The Essence of Wine: Dried Herbs

Image © 2012 Leigh Beisch

The mystery of the medicine man’s pouch. The secret to grandmother’s stew. The smell of the apothecary. Sundried leaves, perfectly cured, have long been treasures to be carefully guarded. Dried herbs heal, soothe, salve, and protect. They preserve, prevent, perfume, and flavor. They stimulate, and they even kill. In varieties to many to number, they have found their way into almost every facet of our lives, and we are much the better for it. Sage, marjoram, assam, rosemary, lavender, thyme. Anise, chamomile, oregano, cannabis, parsley, hyssop. Sometimes singular, sometimes swirled into a bouquet of uncertain origin.

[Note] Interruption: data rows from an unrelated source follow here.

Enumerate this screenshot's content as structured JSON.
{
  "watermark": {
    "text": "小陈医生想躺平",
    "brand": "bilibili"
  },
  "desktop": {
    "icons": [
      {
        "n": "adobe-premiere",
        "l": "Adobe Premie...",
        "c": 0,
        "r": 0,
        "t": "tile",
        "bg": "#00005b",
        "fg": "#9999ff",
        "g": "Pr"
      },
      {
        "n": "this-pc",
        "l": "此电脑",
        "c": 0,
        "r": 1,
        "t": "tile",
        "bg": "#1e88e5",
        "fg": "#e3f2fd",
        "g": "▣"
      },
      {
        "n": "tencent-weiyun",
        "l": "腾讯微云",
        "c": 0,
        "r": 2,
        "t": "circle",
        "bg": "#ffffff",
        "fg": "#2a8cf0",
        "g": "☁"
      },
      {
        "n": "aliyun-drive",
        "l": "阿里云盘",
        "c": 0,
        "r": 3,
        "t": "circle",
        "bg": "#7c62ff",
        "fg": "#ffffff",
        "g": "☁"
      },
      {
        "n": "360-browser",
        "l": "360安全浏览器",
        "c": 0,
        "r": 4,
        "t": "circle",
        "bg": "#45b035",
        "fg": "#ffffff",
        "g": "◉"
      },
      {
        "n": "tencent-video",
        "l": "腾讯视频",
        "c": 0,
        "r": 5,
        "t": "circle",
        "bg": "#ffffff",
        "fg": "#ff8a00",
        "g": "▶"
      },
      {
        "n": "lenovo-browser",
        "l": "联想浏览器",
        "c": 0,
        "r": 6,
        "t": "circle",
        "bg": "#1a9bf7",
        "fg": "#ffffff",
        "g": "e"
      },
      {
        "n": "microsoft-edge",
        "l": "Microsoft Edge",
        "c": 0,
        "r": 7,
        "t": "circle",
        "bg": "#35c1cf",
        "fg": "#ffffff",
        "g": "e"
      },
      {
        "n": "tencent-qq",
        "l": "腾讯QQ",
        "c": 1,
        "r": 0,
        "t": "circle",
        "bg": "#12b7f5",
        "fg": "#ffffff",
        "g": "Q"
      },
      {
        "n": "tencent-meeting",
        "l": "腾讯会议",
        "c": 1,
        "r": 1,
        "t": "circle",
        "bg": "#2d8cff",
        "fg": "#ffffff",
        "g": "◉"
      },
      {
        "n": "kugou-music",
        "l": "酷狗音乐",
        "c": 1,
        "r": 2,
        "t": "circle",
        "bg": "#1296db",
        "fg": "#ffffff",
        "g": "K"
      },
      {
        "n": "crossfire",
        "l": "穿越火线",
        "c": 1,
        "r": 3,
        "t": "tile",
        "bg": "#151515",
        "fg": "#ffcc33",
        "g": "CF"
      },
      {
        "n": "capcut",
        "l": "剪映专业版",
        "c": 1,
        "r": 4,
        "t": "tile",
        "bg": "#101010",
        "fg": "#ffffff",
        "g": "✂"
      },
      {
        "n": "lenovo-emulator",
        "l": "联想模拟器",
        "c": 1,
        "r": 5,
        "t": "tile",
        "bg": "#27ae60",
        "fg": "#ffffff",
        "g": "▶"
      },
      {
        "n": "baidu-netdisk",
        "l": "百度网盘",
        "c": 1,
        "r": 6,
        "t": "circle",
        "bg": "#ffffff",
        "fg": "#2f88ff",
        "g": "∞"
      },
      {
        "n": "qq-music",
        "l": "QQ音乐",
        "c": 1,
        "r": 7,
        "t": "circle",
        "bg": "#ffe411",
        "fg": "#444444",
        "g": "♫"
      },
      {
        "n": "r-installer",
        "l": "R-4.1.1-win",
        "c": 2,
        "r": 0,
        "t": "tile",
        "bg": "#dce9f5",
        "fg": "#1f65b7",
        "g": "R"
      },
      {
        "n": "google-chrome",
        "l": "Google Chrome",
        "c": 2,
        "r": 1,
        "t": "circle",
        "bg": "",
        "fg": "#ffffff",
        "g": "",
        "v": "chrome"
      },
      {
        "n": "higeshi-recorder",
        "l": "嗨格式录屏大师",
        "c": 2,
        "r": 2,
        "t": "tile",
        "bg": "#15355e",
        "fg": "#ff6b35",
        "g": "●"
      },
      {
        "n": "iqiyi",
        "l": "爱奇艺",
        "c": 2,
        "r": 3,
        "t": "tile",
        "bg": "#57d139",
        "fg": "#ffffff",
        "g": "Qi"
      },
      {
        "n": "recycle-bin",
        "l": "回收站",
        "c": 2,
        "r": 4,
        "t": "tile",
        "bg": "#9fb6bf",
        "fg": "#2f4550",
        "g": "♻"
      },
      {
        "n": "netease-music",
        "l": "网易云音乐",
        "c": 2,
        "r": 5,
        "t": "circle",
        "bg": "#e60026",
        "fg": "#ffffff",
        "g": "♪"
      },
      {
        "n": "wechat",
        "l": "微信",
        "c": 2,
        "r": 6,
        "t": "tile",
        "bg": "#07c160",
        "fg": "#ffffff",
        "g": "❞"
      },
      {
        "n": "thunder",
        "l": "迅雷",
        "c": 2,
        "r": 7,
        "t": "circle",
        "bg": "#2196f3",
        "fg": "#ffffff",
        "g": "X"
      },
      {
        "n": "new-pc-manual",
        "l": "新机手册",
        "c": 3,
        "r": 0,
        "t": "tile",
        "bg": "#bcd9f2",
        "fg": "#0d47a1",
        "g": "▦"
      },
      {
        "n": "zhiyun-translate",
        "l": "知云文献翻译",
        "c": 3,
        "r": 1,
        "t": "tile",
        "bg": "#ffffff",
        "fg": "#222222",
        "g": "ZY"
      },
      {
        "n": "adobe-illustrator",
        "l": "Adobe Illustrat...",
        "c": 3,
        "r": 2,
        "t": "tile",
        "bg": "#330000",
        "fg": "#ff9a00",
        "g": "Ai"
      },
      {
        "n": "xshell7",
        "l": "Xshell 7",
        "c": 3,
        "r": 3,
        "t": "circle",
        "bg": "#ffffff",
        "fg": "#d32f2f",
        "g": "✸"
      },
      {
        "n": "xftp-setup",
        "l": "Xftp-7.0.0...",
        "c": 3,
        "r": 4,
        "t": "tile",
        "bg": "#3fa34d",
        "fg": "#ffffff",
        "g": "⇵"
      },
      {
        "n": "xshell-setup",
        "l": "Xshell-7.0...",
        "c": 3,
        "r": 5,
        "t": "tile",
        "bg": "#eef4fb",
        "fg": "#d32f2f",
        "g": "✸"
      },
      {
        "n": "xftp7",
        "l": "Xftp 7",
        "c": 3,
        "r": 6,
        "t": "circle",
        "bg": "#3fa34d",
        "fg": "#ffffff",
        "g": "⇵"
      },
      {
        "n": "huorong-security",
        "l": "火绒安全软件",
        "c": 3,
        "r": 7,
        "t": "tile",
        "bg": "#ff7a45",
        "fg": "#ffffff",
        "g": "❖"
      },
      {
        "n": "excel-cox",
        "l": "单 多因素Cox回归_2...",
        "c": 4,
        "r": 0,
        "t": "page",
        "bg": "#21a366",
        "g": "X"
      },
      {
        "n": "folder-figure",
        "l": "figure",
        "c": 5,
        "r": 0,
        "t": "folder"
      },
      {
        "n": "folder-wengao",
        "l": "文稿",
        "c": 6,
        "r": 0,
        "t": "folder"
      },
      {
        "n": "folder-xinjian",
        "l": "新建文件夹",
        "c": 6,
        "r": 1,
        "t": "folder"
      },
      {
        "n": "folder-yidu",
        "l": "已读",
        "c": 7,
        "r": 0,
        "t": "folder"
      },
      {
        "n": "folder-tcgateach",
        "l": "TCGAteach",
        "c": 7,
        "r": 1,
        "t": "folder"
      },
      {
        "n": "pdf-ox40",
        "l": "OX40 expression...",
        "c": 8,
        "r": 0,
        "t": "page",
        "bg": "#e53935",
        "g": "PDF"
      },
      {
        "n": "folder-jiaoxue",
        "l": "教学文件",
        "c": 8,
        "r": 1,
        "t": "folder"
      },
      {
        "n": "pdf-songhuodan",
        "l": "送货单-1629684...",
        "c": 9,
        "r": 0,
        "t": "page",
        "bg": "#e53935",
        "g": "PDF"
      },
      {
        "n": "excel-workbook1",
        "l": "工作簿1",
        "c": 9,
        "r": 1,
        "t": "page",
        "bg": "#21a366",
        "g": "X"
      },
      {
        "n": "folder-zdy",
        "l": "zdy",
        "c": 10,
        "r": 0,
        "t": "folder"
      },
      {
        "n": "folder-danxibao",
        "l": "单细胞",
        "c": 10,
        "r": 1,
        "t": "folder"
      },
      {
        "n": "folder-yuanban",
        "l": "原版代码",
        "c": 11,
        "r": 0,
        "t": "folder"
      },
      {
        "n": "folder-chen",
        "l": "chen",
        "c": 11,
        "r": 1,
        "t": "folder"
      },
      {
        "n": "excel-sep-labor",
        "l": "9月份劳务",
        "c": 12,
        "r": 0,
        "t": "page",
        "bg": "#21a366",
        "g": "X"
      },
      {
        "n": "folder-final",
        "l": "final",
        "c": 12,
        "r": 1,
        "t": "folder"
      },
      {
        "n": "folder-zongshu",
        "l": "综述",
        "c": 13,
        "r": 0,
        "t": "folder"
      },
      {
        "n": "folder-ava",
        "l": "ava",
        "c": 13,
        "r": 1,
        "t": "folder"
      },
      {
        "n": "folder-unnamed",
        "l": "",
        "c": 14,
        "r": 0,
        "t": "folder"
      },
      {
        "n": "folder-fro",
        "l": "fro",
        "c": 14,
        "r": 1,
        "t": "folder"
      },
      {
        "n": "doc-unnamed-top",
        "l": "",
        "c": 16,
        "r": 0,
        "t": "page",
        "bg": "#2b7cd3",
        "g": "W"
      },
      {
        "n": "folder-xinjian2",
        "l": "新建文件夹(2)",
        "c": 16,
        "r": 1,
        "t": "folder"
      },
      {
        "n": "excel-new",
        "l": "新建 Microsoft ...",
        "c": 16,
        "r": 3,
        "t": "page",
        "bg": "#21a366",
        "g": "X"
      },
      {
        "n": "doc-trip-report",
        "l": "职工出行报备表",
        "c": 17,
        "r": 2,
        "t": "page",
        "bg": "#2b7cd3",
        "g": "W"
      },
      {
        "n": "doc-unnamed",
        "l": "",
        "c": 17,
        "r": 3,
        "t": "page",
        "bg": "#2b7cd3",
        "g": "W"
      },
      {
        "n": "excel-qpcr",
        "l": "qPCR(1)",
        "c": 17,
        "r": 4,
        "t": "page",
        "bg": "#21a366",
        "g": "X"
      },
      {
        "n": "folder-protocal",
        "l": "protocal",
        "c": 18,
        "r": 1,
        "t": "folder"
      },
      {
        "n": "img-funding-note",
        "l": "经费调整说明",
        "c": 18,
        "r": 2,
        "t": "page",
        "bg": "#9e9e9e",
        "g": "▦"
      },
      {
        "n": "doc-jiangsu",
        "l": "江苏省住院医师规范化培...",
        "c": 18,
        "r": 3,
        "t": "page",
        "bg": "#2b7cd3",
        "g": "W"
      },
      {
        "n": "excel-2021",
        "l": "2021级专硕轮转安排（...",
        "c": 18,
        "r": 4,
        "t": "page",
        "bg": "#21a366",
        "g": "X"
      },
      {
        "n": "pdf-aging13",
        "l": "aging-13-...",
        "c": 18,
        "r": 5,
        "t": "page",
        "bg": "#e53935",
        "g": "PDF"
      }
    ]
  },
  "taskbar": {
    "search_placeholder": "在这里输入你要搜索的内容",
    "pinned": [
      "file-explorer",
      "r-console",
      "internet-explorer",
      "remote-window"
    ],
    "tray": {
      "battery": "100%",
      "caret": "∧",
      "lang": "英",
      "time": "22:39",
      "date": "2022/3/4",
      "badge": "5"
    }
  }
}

Finding dried herbs in wine can be like stumbling over a set of your childhood journals, so evocative these flavors and aromas are of time gone by. No surprise then, that the savory notes of delicate, crackling leaves and flowers often emerge from wines that have gathered dust for some time on the shelf. Five, ten, or twenty years can produce a cornucopia of changes in a wine’s flavors. But these delightful aromas are not limited to aging bottles. They can emerge from the freshest of vintages and a wide range of varieties, depending on everything from where and when the grapes were picked, to how they were aged. Often the perfect counterpoint to fruit, a hint of dried herbs in a wine, much like in any fine recipe, can make the difference between the ordinary and the delightful.

Cadaretta Merlot, Columbia Valley, Washington, USA
Torres “Salmos” Red Blend Priorat, Spain
Renaissance “Claret Prestige” Proprietary Red Wine, North Yuba, Sierra Foothills, California, USA
Bollinger Brut La Grand Année Rosé, Champagne, France
Kapcsándy Family Vineyards “Grand Vin” Cabernet Sauvignon, Napa, California, USA
Rivers-Marie “Summa Vineyard” Pinot Noir, Sonoma Coast, California, USA
Errázuriz “La Cumbre” Shiraz, Aconcagua Valley, Chile
Domaine Marcel Deiss “Mambourg” Grand Gru White Blend, Sigolsheim, Alsace, France
R. López de Heredia Rioja Gran Reserva Viña Tondonia, Rioja, Spain
Jean Mâcle Vin Jaune, Château-Chalon, Jura, France
Ridge “Geyserville” Zinfandel Blend, Dry Creek Valley, Sonoma, California, USA
Fiorano (Boncompagni Ludovisi) Botte 48 Semillion, Roma, Italy

This is part of an ongoing series of original images and prose called The Essence of Wine